Diary and Notes
I thought I'd go brown today, that being the predominant colour in 1976. Anyone who remembers the 70's as being psychadelic obviously didn't live in Wiltshire - unless by pshychadelic you mean that in a group of ten people there will be over 100 different shades of brown present in their clothing.
Anyway: Imagine the scene. A young couple are sitting at the dinner table. As always the table is adorned with some brown sauce (with dried on drips down the bottle), tomato ketchup (likewise with drips), mustard, salt, vinegar, white pepper etc... (and a big plate with Sunblest white bread and Blue Ribband margarine, in the centre of course)
"What's this stuff here Marjory?"
Marjory looks a little cowed, her eyes down, staring at the brown, checked, table cloth, "Mustard, Gerald. You like mustard with your beef."
"Mustard! That's not bloody mustard, that's French mustard. We don't eat French mustard, that's for poofs."
"But I thought we'd try something new."
"I like English mustard, proper mustard. That French stuff doesn't taste of anything." Gerald reaches forwards and picks up the horseradish and has a sniff, "This horseradish is mild horseradish!" His voice raised in righteous indignation, "We don't eat mild horseradish, that's for poofs."
"But I don't like strong horseradish, it burns my nose, and English mustard is too strong."
Gerald turns bright red from the bare faced cheek of his wife's backchat. "And what's this?" He stares down to his plate in disgust.
"Chilli con carne, I found the recipe in Womans Own. It's spicy."
"Spicy, I'm not eating that stuff I don't like spicy food!"
Am I exaggerating this little discourse? I don't think so.
I know people, even now, who wont touch anything spicy, but will smother everything they eat in Coleman's English mustard.
So what's for today's treat?

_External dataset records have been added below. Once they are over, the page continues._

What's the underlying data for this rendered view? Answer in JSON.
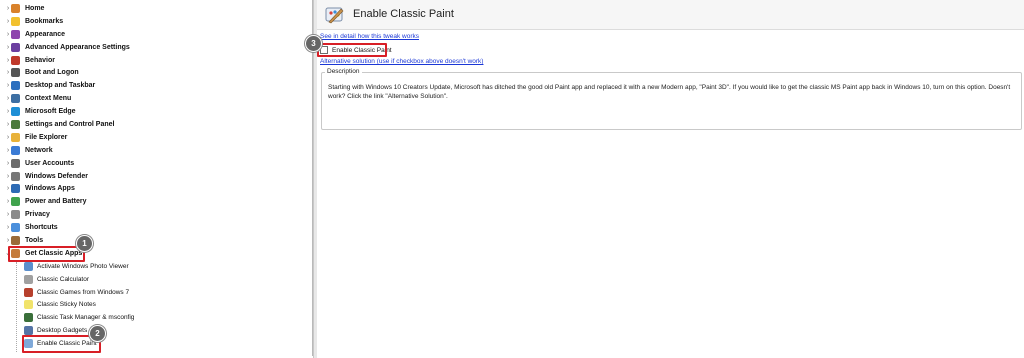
{
  "tree": {
    "items": [
      {
        "label": "Home",
        "icon": "home-icon",
        "color": "#d9822b",
        "expanded": false
      },
      {
        "label": "Bookmarks",
        "icon": "star-icon",
        "color": "#f2c12e",
        "expanded": false
      },
      {
        "label": "Appearance",
        "icon": "paint-palette-icon",
        "color": "#8e44ad",
        "expanded": false
      },
      {
        "label": "Advanced Appearance Settings",
        "icon": "palette-settings-icon",
        "color": "#6c3fa0",
        "expanded": false
      },
      {
        "label": "Behavior",
        "icon": "behavior-icon",
        "color": "#c0392b",
        "expanded": false
      },
      {
        "label": "Boot and Logon",
        "icon": "boot-icon",
        "color": "#555555",
        "expanded": false
      },
      {
        "label": "Desktop and Taskbar",
        "icon": "desktop-icon",
        "color": "#2c6fbf",
        "expanded": false
      },
      {
        "label": "Context Menu",
        "icon": "context-menu-icon",
        "color": "#3d6fa3",
        "expanded": false
      },
      {
        "label": "Microsoft Edge",
        "icon": "edge-icon",
        "color": "#1e8fd6",
        "expanded": false
      },
      {
        "label": "Settings and Control Panel",
        "icon": "control-panel-icon",
        "color": "#4b7a3c",
        "expanded": false
      },
      {
        "label": "File Explorer",
        "icon": "folder-icon",
        "color": "#e8b23a",
        "expanded": false
      },
      {
        "label": "Network",
        "icon": "network-icon",
        "color": "#3a7bd5",
        "expanded": false
      },
      {
        "label": "User Accounts",
        "icon": "user-accounts-icon",
        "color": "#6b6b6b",
        "expanded": false
      },
      {
        "label": "Windows Defender",
        "icon": "defender-icon",
        "color": "#777777",
        "expanded": false
      },
      {
        "label": "Windows Apps",
        "icon": "windows-apps-icon",
        "color": "#2d6bb5",
        "expanded": false
      },
      {
        "label": "Power and Battery",
        "icon": "power-icon",
        "color": "#3fa34d",
        "expanded": false
      },
      {
        "label": "Privacy",
        "icon": "privacy-icon",
        "color": "#8a8a8a",
        "expanded": false
      },
      {
        "label": "Shortcuts",
        "icon": "shortcut-icon",
        "color": "#4a8fdc",
        "expanded": false
      },
      {
        "label": "Tools",
        "icon": "tools-icon",
        "color": "#9a6b3a",
        "expanded": false
      },
      {
        "label": "Get Classic Apps",
        "icon": "classic-apps-icon",
        "color": "#c57c3c",
        "expanded": true
      }
    ],
    "children": [
      {
        "label": "Activate Windows Photo Viewer",
        "icon": "photo-viewer-icon",
        "color": "#5b8fcc"
      },
      {
        "label": "Classic Calculator",
        "icon": "calculator-icon",
        "color": "#a0a0a0"
      },
      {
        "label": "Classic Games from Windows 7",
        "icon": "games-icon",
        "color": "#b7402d"
      },
      {
        "label": "Classic Sticky Notes",
        "icon": "sticky-notes-icon",
        "color": "#f1e36b"
      },
      {
        "label": "Classic Task Manager & msconfig",
        "icon": "task-manager-icon",
        "color": "#3a6f3a"
      },
      {
        "label": "Desktop Gadgets",
        "icon": "gadgets-icon",
        "color": "#5574a6"
      },
      {
        "label": "Enable Classic Paint",
        "icon": "paint-icon",
        "color": "#7fa9d9"
      }
    ]
  },
  "markers": {
    "one": "1",
    "two": "2",
    "three": "3"
  },
  "main": {
    "title": "Enable Classic Paint",
    "learn_link": "See in detail how this tweak works",
    "checkbox_label": "Enable Classic Paint",
    "alt_link": "Alternative solution (use if checkbox above doesn't work)",
    "description_legend": "Description",
    "description_text": "Starting with Windows 10 Creators Update, Microsoft has ditched the good old Paint app and replaced it with a new Modern app, \"Paint 3D\". If you would like to get the classic MS Paint app back in Windows 10, turn on this option. Doesn't work? Click the link \"Alternative Solution\"."
  },
  "colors": {
    "highlight": "#d81f26",
    "link": "#1a37d6"
  }
}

Beef olives. A seventies classic that I am absolutely sure hasn't been eaten by anyone since that grey decade (they had grey as well as brown). I have no idea why it's called olives, there are no olives in it at all, but I didn't invent the dish, so don't complain to me.
In true seventies style I put this and the potatoes in the oven and went down the pub for a beer (I couldn't find any Watney's Red Barrel or Double Diamond so had a Guinness instead). When I got back the spuds were just a little overdone, but it was a fairly decent evening's meal. I did however notice a lack of colour in my dinner and that's what reminded me of the brown of the times.
Oh, and as a coup de theatre, I managed to find a half bottle of Mateus Rose wine in Sainsbury's as well. I drank this fruity little number alongside my food and pretended I was having a posh dinner party and had invited the neighbours around in the hopes of getting some swinging going. Fat chance.
A stuffed apple. I bought some sultanas and desiccated coconut for tomorrow and this was the obvious thing to do. I can remember eating these as a child, very 1976 indeed.
Wine: Mateus Rose (my uncle John still swears by this stuff)
Beef Olives: Topside of beef (thin slices), onions, bacon, breadcrumbs, suet, mixed herbs, fresh parsley, egg, mustard, butter, flour, beef stock.
Apple: Granny Smith apple, sultanas, dessicated coconut, sugar, mixed spice.
Sandwich the beef between some cling film and bash it until it's really thin with a rolling pin. Spread some strong English mustard on the beef. To make the stuffing: Finely dice some onion and bacon and mix with a little suet, mixed herbs, parsley, pepper and salt. Stir in the breadcrumbs and some beaten egg. Agg a little hot water to make it into a thick paste. Spread over the beef and roll. Skewer the rolls with cocktail sticks. Fry the beef rolls in a little oil until brown and move into an casserole dish. Add a little butter to the frying pan then some flour and make a roux with the beef scrapings. Pour over some stock to make the gravy and pour the gravy onto the beef. Slice some onions and scatter over the top, put the lid on and bake gently for about an hour.
Apple: Core the apple, stuff with the coconut, sugar, sultanas and spice, wrap in foil and bake for 30 minutes.